Koi-Kon Jul 31, 2012 02:25am
Dear Aditya, just because the author is Muslim does not imply that he is glorifying the Muslim Kings. I wrote it with as much of "Creative non-prejudice" as I could. These battles, now and earlier, IN MY OPINION, were never about the religion. About M A Jinnah s Pakistan, Though the debate is out-of-place at this blog, but I think there is something called leadership, there will be a day, we will have a better leadership and hope is my religion. Your advice as a concerned nieghbour with all the good faith has been taken in positive spirit. By the way, I hope you liked the article.
Koi-Kon Jul 31, 2012 02:25am
Thank you for recalling what a gifted poet wrote.
Naim ur Rehman Jul 31, 2012 02:53am
Allow people of both countries to visit each others land free of visa hassle..Produce your passport at the border and enter.We will have problems initially but later on it will work as smooth as any thing.No harm in trying
Aldo Jul 31, 2012 05:14am
Didn't Gulzar die last year?
Sandeep Jul 31, 2012 05:23am
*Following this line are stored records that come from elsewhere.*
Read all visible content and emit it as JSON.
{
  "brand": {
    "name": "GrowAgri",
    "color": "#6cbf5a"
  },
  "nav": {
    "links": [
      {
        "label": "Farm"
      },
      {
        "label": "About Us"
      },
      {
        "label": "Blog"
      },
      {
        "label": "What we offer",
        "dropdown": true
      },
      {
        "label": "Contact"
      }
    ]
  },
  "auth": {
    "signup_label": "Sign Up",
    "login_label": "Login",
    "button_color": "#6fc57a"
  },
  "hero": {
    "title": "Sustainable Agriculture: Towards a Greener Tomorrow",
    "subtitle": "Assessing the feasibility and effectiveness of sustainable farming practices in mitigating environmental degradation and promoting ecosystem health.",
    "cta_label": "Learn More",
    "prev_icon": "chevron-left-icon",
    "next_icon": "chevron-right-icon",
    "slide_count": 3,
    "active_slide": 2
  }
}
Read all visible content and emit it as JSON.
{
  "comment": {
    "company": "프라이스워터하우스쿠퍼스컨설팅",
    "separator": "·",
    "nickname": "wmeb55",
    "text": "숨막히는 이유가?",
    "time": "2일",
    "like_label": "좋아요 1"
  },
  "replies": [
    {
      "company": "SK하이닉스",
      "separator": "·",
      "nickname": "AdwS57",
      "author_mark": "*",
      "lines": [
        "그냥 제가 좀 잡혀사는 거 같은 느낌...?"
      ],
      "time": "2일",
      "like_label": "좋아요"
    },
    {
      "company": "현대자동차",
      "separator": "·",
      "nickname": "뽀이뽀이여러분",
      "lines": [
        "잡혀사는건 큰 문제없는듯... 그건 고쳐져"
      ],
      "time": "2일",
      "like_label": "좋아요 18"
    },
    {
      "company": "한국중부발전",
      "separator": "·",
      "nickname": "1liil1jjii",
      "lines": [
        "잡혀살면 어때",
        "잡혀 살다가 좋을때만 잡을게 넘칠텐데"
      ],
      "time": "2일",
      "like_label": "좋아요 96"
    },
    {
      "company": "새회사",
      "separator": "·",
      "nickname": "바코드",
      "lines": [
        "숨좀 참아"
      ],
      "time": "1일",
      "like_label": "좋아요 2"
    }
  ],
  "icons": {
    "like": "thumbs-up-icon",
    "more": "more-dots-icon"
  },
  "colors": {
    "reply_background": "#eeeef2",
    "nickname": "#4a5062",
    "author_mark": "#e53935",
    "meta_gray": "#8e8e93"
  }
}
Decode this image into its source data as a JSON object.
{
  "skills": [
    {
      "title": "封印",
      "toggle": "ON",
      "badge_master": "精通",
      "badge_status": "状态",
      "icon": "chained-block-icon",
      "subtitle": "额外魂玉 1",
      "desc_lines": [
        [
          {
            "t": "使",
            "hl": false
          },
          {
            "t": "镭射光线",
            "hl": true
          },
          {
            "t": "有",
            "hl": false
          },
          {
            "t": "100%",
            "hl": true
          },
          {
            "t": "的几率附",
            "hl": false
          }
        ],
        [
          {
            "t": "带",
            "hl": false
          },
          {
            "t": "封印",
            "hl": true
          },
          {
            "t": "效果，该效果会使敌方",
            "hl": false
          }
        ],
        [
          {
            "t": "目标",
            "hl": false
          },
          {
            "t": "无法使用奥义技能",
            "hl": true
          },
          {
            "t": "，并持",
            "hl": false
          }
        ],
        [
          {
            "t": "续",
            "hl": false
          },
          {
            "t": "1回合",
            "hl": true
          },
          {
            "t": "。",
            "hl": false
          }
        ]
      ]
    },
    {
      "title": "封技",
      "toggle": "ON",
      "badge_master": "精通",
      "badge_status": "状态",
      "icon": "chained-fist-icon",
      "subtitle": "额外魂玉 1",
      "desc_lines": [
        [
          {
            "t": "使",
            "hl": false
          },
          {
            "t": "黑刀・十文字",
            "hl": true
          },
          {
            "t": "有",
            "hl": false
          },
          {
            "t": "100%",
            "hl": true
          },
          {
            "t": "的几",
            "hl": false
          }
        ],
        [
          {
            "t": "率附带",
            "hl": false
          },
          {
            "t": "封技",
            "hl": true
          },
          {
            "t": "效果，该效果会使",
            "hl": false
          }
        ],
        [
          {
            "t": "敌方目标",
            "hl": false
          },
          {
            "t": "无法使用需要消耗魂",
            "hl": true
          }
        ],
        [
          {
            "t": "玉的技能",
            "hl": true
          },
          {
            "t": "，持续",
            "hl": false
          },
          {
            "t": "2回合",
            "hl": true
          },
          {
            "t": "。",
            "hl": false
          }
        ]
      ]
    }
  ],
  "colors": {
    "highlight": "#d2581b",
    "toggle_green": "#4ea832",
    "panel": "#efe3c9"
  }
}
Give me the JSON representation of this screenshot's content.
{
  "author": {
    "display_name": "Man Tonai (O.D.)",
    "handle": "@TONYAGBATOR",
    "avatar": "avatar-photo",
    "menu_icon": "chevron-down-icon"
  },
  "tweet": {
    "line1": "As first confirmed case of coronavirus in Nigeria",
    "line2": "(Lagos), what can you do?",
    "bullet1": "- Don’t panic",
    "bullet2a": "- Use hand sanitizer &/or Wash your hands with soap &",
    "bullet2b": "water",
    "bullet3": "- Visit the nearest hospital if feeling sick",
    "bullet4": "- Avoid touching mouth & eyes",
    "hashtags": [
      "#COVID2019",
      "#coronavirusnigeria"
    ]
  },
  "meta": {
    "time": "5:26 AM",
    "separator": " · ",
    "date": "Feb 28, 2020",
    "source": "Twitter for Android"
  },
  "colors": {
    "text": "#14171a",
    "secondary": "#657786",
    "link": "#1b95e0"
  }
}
Rakesh: Your bit about Prithviraj's magnanimity is wrong. Ghouri was never captured. He fled from the first battle with Prithviraj alright. Prithviraj's forces wanted to capture him but their cavalry were inferior to do the act. The magnanimity bit is a Rajasthani humdrum. Your Alexander piece is currently relooked at, so your comments are just fine as of now.
Ahmed Jul 31, 2012 08:46am
Its not about going into the specifics. I think the article has been composed with a generalist point of view. And its very touching indeed. Its very important that our Indian friends read such article without their biases and sometimes hatred toward Pakistanis.
Pradip Aug 01, 2012 06:37am
This was beautiful, soulful reading. I was not too familiar with the whole Prithviraj - Ghauri episode so that was interesting learning -as rightly mention facts mixed with fiction. The other interesting observation was that of using the name of Iskandar the invader, rather than Porus the defender...indeed makes you wonder why. The last paragraph was symbolic of the pain of division so many went through. I accompanied my father to Northern Bangladesh, to find his old village that he left behind but there is no trace of the place, the might rivers hitting plains full of silt, and thus frequently changing course have gobbled up the place once he called his own. Finally on Gulzar....Let us pray for his L-O-N-G life. He is one of the finest specimens of a human being.
HPT Aug 06, 2012 07:40pm
Who wrote it, and when?